▶ ASSIGNMENT: Return every line below in which "this" appears.

*** TASK INPUT Section Begins ***

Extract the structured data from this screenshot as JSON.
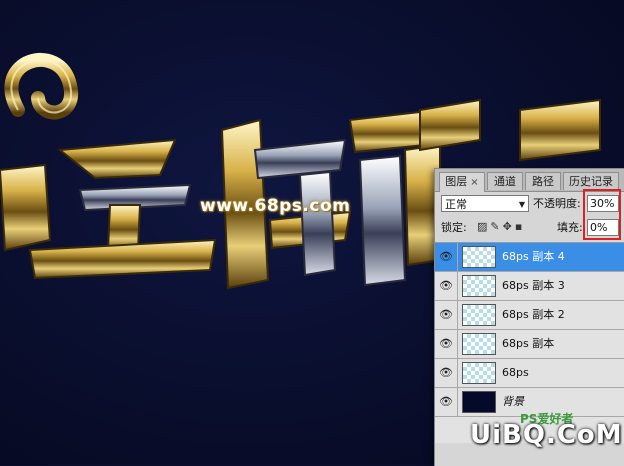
{
  "artwork": {
    "watermark_url": "www.68ps.com"
  },
  "panel": {
    "tabs": [
      {
        "label": "图层",
        "close": "×"
      },
      {
        "label": "通道"
      },
      {
        "label": "路径"
      },
      {
        "label": "历史记录"
      }
    ],
    "blend_mode": "正常",
    "opacity_label": "不透明度:",
    "opacity_value": "30%",
    "lock_label": "锁定:",
    "fill_label": "填充:",
    "fill_value": "0%",
    "layers": [
      {
        "name": "68ps 副本 4",
        "selected": true
      },
      {
        "name": "68ps 副本 3"
      },
      {
        "name": "68ps 副本 2"
      },
      {
        "name": "68ps  副本"
      },
      {
        "name": "68ps"
      },
      {
        "name": "背景"
      }
    ]
  },
  "watermarks": {
    "site_small": "PS爱好者",
    "site_big": "UiBQ.CoM"
  },
  "icons": {
    "eye": "eye-icon",
    "lock_transparent": "lock-transparent-icon",
    "lock_brush": "brush-icon",
    "lock_move": "move-icon",
    "lock_all": "lock-icon"
  }
}
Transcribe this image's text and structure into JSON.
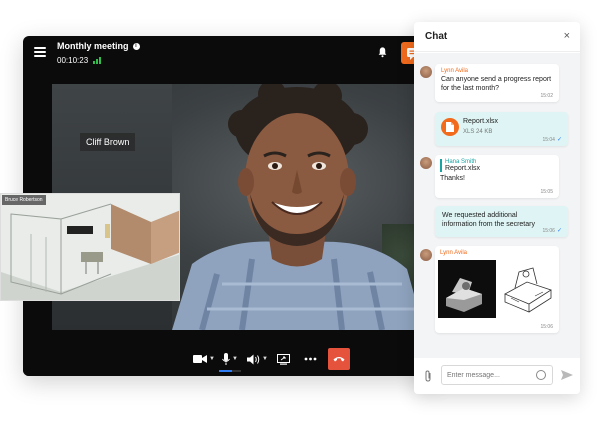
{
  "call": {
    "title": "Monthly meeting",
    "info_icon": "info-icon",
    "timer": "00:10:23",
    "active_speaker": "Cliff Brown",
    "pip_participant": "Bruce Robertson",
    "accent_color": "#f26b1d",
    "end_call_color": "#e5533d",
    "icons": [
      "menu-icon",
      "bell-icon",
      "chat-icon",
      "camera-icon",
      "microphone-icon",
      "speaker-icon",
      "screen-share-icon",
      "more-icon",
      "end-call-icon"
    ]
  },
  "chat": {
    "title": "Chat",
    "close": "×",
    "input_placeholder": "Enter message...",
    "messages": [
      {
        "sender": "Lynn Avila",
        "text": "Can anyone send a progress report for the last month?",
        "time": "15:02"
      },
      {
        "file_name": "Report.xlsx",
        "file_meta": "XLS 24 KB",
        "time": "15:04"
      },
      {
        "sender": "Hana Smith",
        "quoted": "Report.xlsx",
        "text": "Thanks!",
        "time": "15:05"
      },
      {
        "text": "We requested additional information from the secretary",
        "time": "15:06"
      },
      {
        "sender": "Lynn Avila",
        "time": "15:06"
      }
    ]
  }
}
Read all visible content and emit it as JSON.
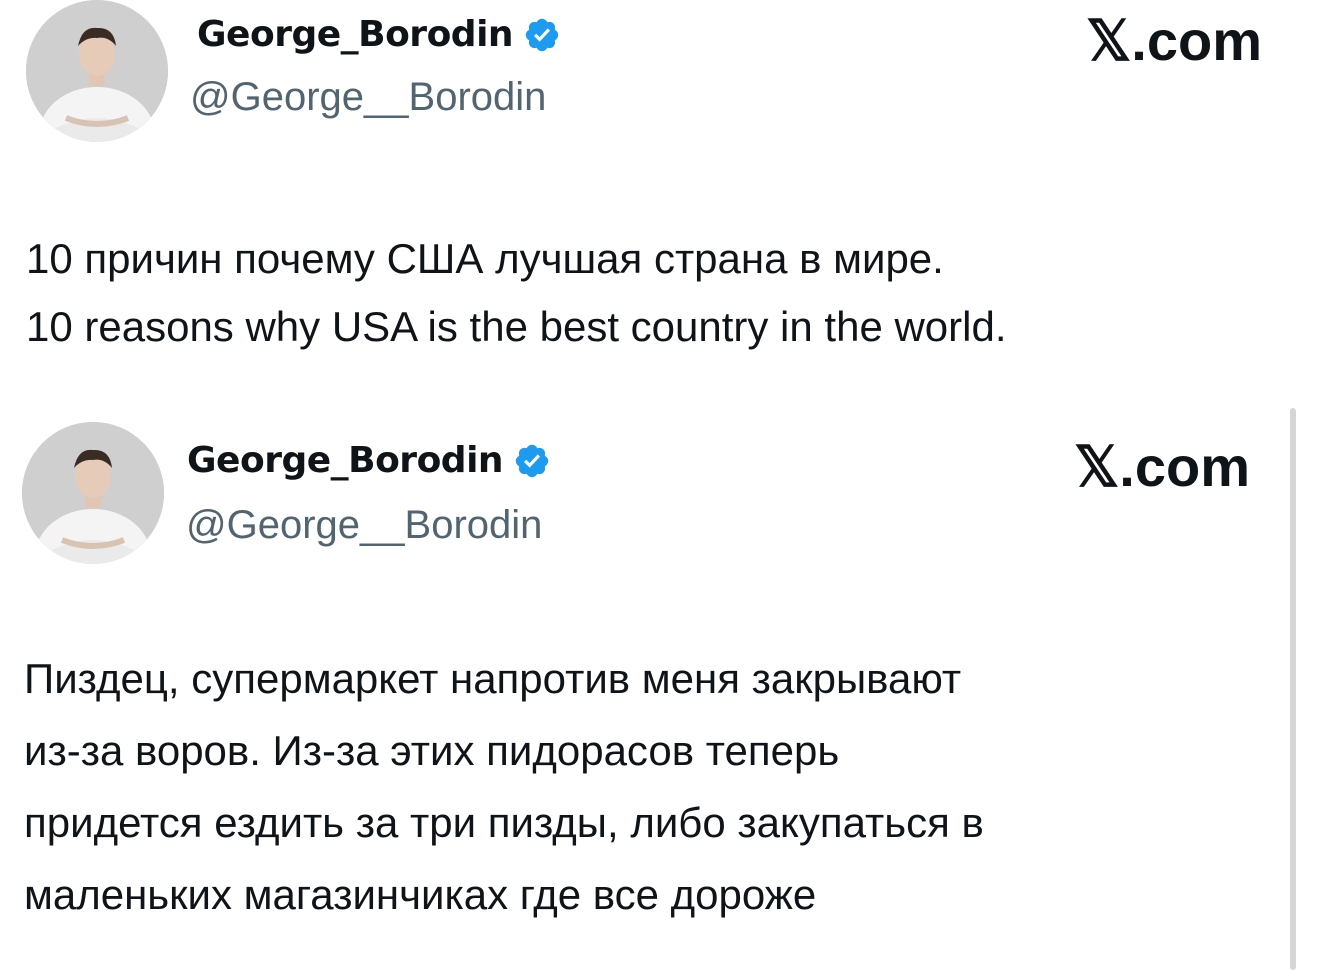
{
  "posts": [
    {
      "author": {
        "display_name": "George_Borodin",
        "handle": "@George__Borodin",
        "verified": true,
        "avatar": "person-photo-avatar"
      },
      "site": "𝕏.com",
      "site_icon": "x-logo-icon",
      "text_lines": [
        "10 причин почему США лучшая страна в мире.",
        "10 reasons why USA is the best country in the world."
      ]
    },
    {
      "author": {
        "display_name": "George_Borodin",
        "handle": "@George__Borodin",
        "verified": true,
        "avatar": "person-photo-avatar"
      },
      "site": "𝕏.com",
      "site_icon": "x-logo-icon",
      "text_lines": [
        "Пиздец, супермаркет напротив меня закрывают",
        "из-за воров. Из-за этих пидорасов теперь",
        "придется ездить за три пизды, либо закупаться в",
        "маленьких магазинчиках где все дороже"
      ]
    }
  ],
  "colors": {
    "text": "#0f1419",
    "secondary_text": "#536471",
    "verified_badge": "#1d9bf0",
    "background": "#ffffff"
  }
}
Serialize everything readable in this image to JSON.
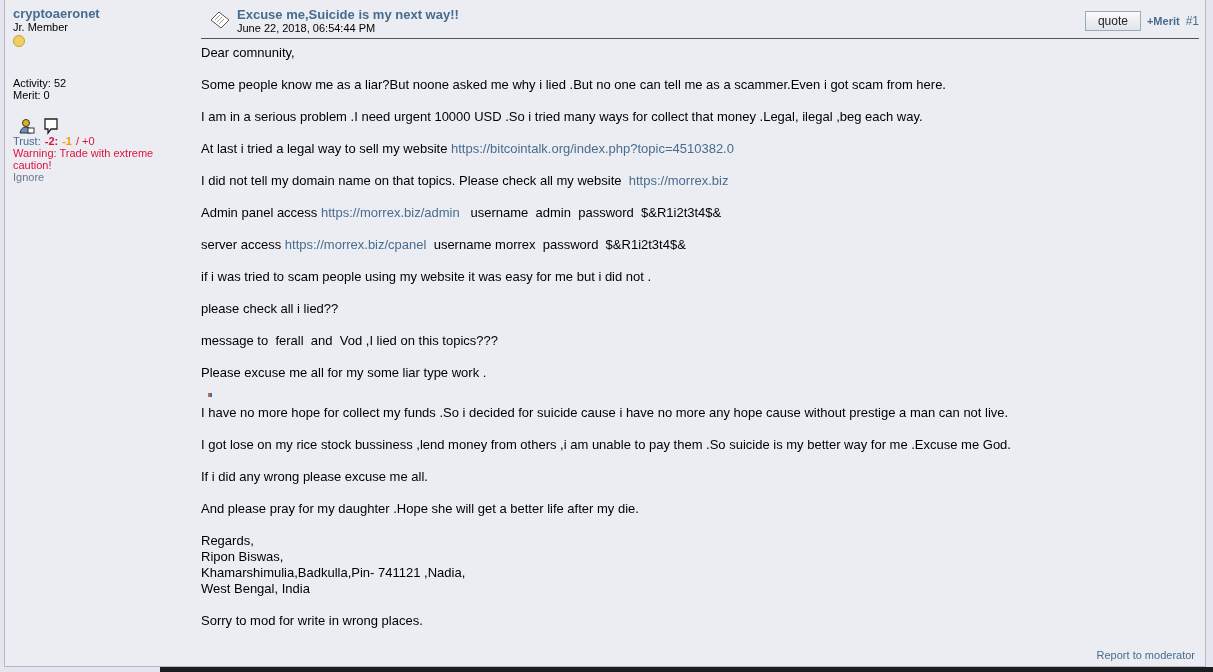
{
  "poster": {
    "name": "cryptoaeronet",
    "rank": "Jr. Member",
    "activity": "Activity: 52",
    "merit": "Merit: 0",
    "trust": {
      "label": "Trust:",
      "parts": [
        {
          "text": "-2:",
          "color": "#dc143c",
          "bold": true
        },
        {
          "text": "-1",
          "color": "#ff9900",
          "bold": true
        },
        {
          "text": "/ +0",
          "color": "#dc143c",
          "bold": false
        }
      ]
    },
    "warning": "Warning: Trade with extreme caution!",
    "ignore": "Ignore"
  },
  "post": {
    "title": "Excuse me,Suicide is my next way!!",
    "date": "June 22, 2018, 06:54:44 PM",
    "quote_button": "quote",
    "merit_link": "+Merit",
    "number": "#1",
    "paragraphs": [
      {
        "kind": "text",
        "segments": [
          {
            "kind": "text",
            "text": "Dear comnunity,"
          }
        ]
      },
      {
        "kind": "text",
        "segments": [
          {
            "kind": "text",
            "text": "Some people know me as a liar?But noone asked me why i lied .But no one can tell me as a scammer.Even i got scam from here."
          }
        ]
      },
      {
        "kind": "text",
        "segments": [
          {
            "kind": "text",
            "text": "I am in a serious problem .I need urgent 10000 USD .So i tried many ways for collect that money .Legal, ilegal ,beg each way."
          }
        ]
      },
      {
        "kind": "text",
        "segments": [
          {
            "kind": "text",
            "text": "At last i tried a legal way to sell my website "
          },
          {
            "kind": "link",
            "text": "https://bitcointalk.org/index.php?topic=4510382.0"
          }
        ]
      },
      {
        "kind": "text",
        "segments": [
          {
            "kind": "text",
            "text": "I did not tell my domain name on that topics. Please check all my website  "
          },
          {
            "kind": "link",
            "text": "https://morrex.biz"
          }
        ]
      },
      {
        "kind": "text",
        "segments": [
          {
            "kind": "text",
            "text": "Admin panel access "
          },
          {
            "kind": "link",
            "text": "https://morrex.biz/admin"
          },
          {
            "kind": "text",
            "text": "   username  admin  password  $&R1i2t3t4$&"
          }
        ]
      },
      {
        "kind": "text",
        "segments": [
          {
            "kind": "text",
            "text": "server access "
          },
          {
            "kind": "link",
            "text": "https://morrex.biz/cpanel"
          },
          {
            "kind": "text",
            "text": "  username morrex  password  $&R1i2t3t4$&"
          }
        ]
      },
      {
        "kind": "text",
        "segments": [
          {
            "kind": "text",
            "text": "if i was tried to scam people using my website it was easy for me but i did not ."
          }
        ]
      },
      {
        "kind": "text",
        "segments": [
          {
            "kind": "text",
            "text": "please check all i lied??"
          }
        ]
      },
      {
        "kind": "text",
        "segments": [
          {
            "kind": "text",
            "text": "message to  ferall  and  Vod ,I lied on this topics???"
          }
        ]
      },
      {
        "kind": "text",
        "segments": [
          {
            "kind": "text",
            "text": "Please excuse me all for my some liar type work ."
          }
        ]
      },
      {
        "kind": "image"
      },
      {
        "kind": "text",
        "segments": [
          {
            "kind": "text",
            "text": "I have no more hope for collect my funds .So i decided for suicide cause i have no more any hope cause without prestige a man can not live."
          }
        ]
      },
      {
        "kind": "text",
        "segments": [
          {
            "kind": "text",
            "text": "I got lose on my rice stock bussiness ,lend money from others ,i am unable to pay them .So suicide is my better way for me .Excuse me God."
          }
        ]
      },
      {
        "kind": "text",
        "segments": [
          {
            "kind": "text",
            "text": "If i did any wrong please excuse me all."
          }
        ]
      },
      {
        "kind": "text",
        "segments": [
          {
            "kind": "text",
            "text": "And please pray for my daughter .Hope she will get a better life after my die."
          }
        ]
      },
      {
        "kind": "lines",
        "lines": [
          "Regards,",
          "Ripon Biswas,",
          "Khamarshimulia,Badkulla,Pin- 741121 ,Nadia,",
          "West Bengal, India"
        ]
      },
      {
        "kind": "text",
        "segments": [
          {
            "kind": "text",
            "text": "Sorry to mod for write in wrong places."
          }
        ]
      }
    ],
    "report_link": "Report to moderator"
  }
}
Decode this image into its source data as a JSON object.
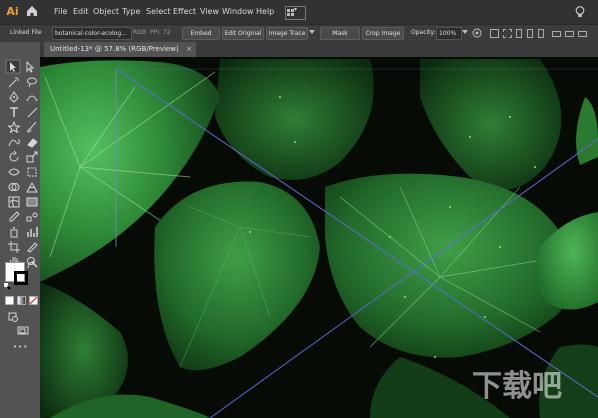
{
  "app": {
    "logo": "Ai"
  },
  "menu": {
    "items": [
      "File",
      "Edit",
      "Object",
      "Type",
      "Select",
      "Effect",
      "View",
      "Window",
      "Help"
    ]
  },
  "control_bar": {
    "linked_file": "Linked File",
    "file_name": "botanical-color-ecolog...",
    "color_mode": "RGB",
    "ppi": "PPI: 72",
    "embed": "Embed",
    "edit_original": "Edit Original",
    "image_trace": "Image Trace",
    "mask": "Mask",
    "crop_image": "Crop Image",
    "opacity_label": "Opacity:",
    "opacity_value": "100%"
  },
  "document": {
    "tab_title": "Untitled-13* @ 57.8% (RGB/Preview)",
    "close_glyph": "×"
  },
  "toolbar": {
    "more": "•••"
  },
  "watermark": {
    "text": "下载吧"
  },
  "colors": {
    "accent": "#f0a030",
    "leaf": "#2f8a3a",
    "leaf_light": "#49b356",
    "canvas_bg": "#0a0f0a",
    "selection": "#4a5fc0"
  }
}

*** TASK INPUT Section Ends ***

▶ REPLY TO THE EXERCISE:
Extract the structured data from this screenshot as JSON.
Transcribe this image's text and structure into JSON.
Serialize everything readable in this image to JSON.
            "text": "message to  ferall  and  Vod ,I lied on this topics???"
Decode this image into its source data as a JSON object.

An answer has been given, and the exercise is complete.